"Manos: the Hands of Fate" is considered by many to be the worst movie ever made (though it has fallen to third place in recent years on IMDb). Nearly 19 years ago, it got the "Mystery Science Theater 3000" treatment, with Joel and the 'Bots on the cult cable series riffing on it – and at times, having something of a nervous breakdown over its awfulness (involving, among other things, a cult leader called the Master and his extremely creepy underling, Torgo).
Over the years, whether viewed with the "MST3K" commentary or not, it's grown a cult following all its own of people fascinated by its odd, so-bad-it-went-to-good-and-back-to-bad-again qualities.
In recent weeks, film school grad Solovey (who said he has collected 16-millimeter film prints since he was a child) has used Kickstarter to raise more than $22,000 to preserve "Manos."
So, why restore the worst movie ever and possibly even release it on Blu-Ray? CNN Geek Out asked Solovey just that.
In 1986, a game that would come to be known as "The Legend of Zelda" was released in Japan. It followed a boy named Link as he fought battles and solved puzzles in the land of Hyrule, as he attempted to collect the eight fragments of the Triforce of Wisdom in order to rescue the Princess Zelda from the evil Ganon.
Who would have guessed, 25 years later, that the little game about a boy, his sword and his efforts to save a princess would also save other boys and girls from depression and boredom as they, too, fight the biggest battle of their young lives?
From December 17-21, 2011, 'GT' also stood for "Game Tech," as six college-age students converged in an Acworth, Georgia, basement to unite for one noble cause: To play eight Zelda games for however long donations kept them going, all to benefit charity. FULL POST
A not-so long time ago in a galaxy far, far away – better known as France, Belgium and Luxembourg – there was a disturbance in the fast food Force.
According to French newspaper L'Express, burger chain Quick will promote the 3D release of “Star Wars: Episode I – The Phantom Menace” by way of a commemoration fit for Jabba the Hutt: with character-themed, double-decker burgers.
The ad campaign, wielding the slogan "choisis ton côté de la Force" (choose your side of the force), will begin on January 31 and end on March 5.

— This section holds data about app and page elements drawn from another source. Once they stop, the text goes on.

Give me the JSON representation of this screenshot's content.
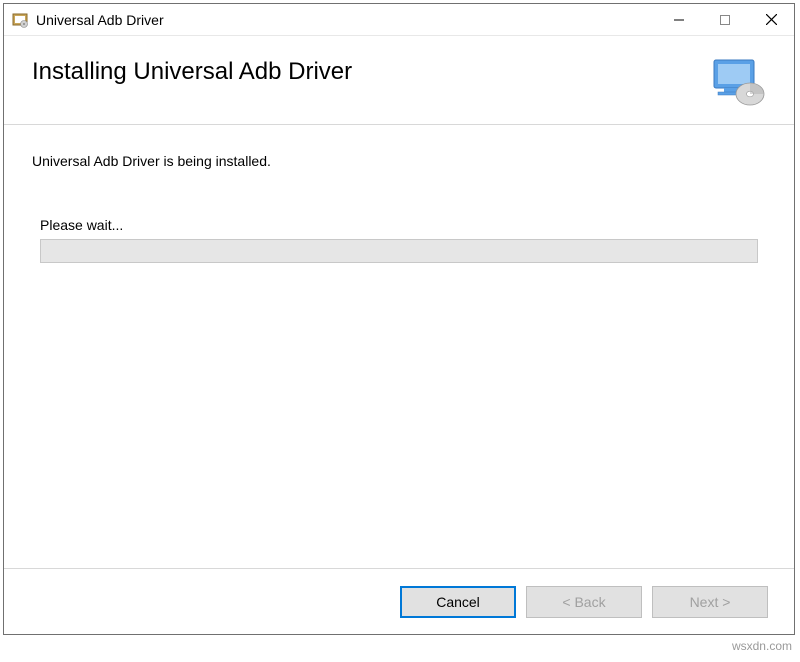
{
  "titlebar": {
    "title": "Universal Adb Driver"
  },
  "header": {
    "title": "Installing Universal Adb Driver"
  },
  "content": {
    "status": "Universal Adb Driver is being installed.",
    "wait": "Please wait..."
  },
  "footer": {
    "cancel": "Cancel",
    "back": "< Back",
    "next": "Next >"
  },
  "watermark": "wsxdn.com"
}
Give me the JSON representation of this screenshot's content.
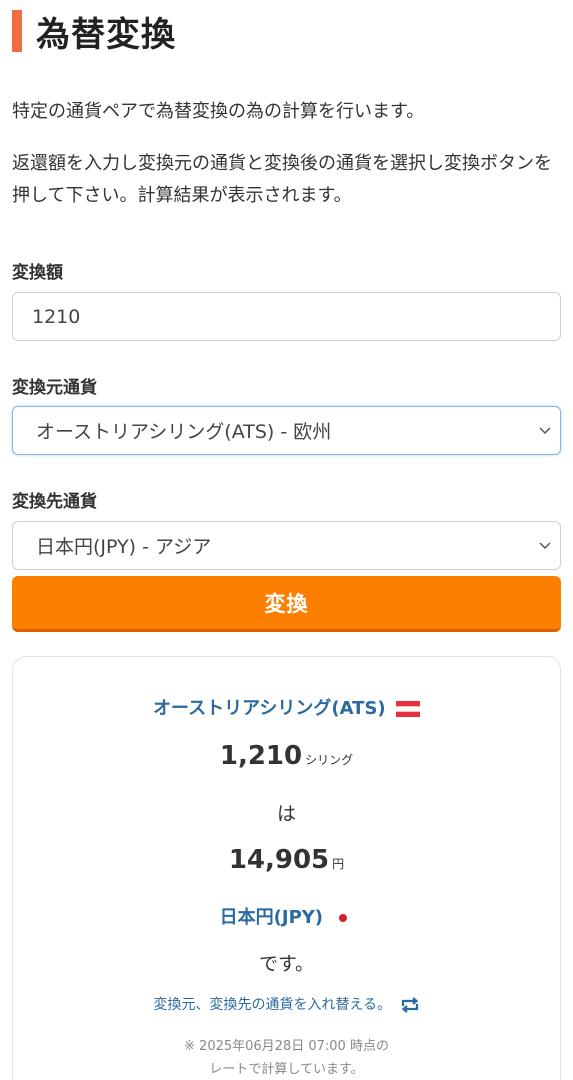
{
  "header": {
    "title": "為替変換"
  },
  "description": {
    "line1": "特定の通貨ペアで為替変換の為の計算を行います。",
    "line2": "返還額を入力し変換元の通貨と変換後の通貨を選択し変換ボタンを押して下さい。計算結果が表示されます。"
  },
  "form": {
    "amount_label": "変換額",
    "amount_value": "1210",
    "from_label": "変換元通貨",
    "from_selected": "オーストリアシリング(ATS) - 欧州",
    "to_label": "変換先通貨",
    "to_selected": "日本円(JPY) - アジア",
    "convert_label": "変換"
  },
  "result": {
    "from_currency": "オーストリアシリング(ATS)",
    "from_amount": "1,210",
    "from_unit": "シリング",
    "connector": "は",
    "to_amount": "14,905",
    "to_unit": "円",
    "to_currency": "日本円(JPY)",
    "suffix": "です。",
    "swap_link": "変換元、変換先の通貨を入れ替える。",
    "note_line1": "※ 2025年06月28日 07:00 時点の",
    "note_line2": "レートで計算しています。"
  },
  "colors": {
    "accent": "#f26d3d",
    "button": "#fc7f01",
    "link": "#2b6aa0"
  },
  "icons": {
    "austria_flag": "austria-flag-icon",
    "japan_flag": "japan-flag-icon",
    "swap": "swap-icon",
    "chevron": "chevron-down-icon"
  }
}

Much like the Galactic Senate itself, Quick seeks to broker peaceful compromise by offering three galactic-themed sandwiches for Chewies everywhere: the Dark Burger, the Jedi Burger and the Dark Vador Burger (whose spelling was seemingly lost in translation).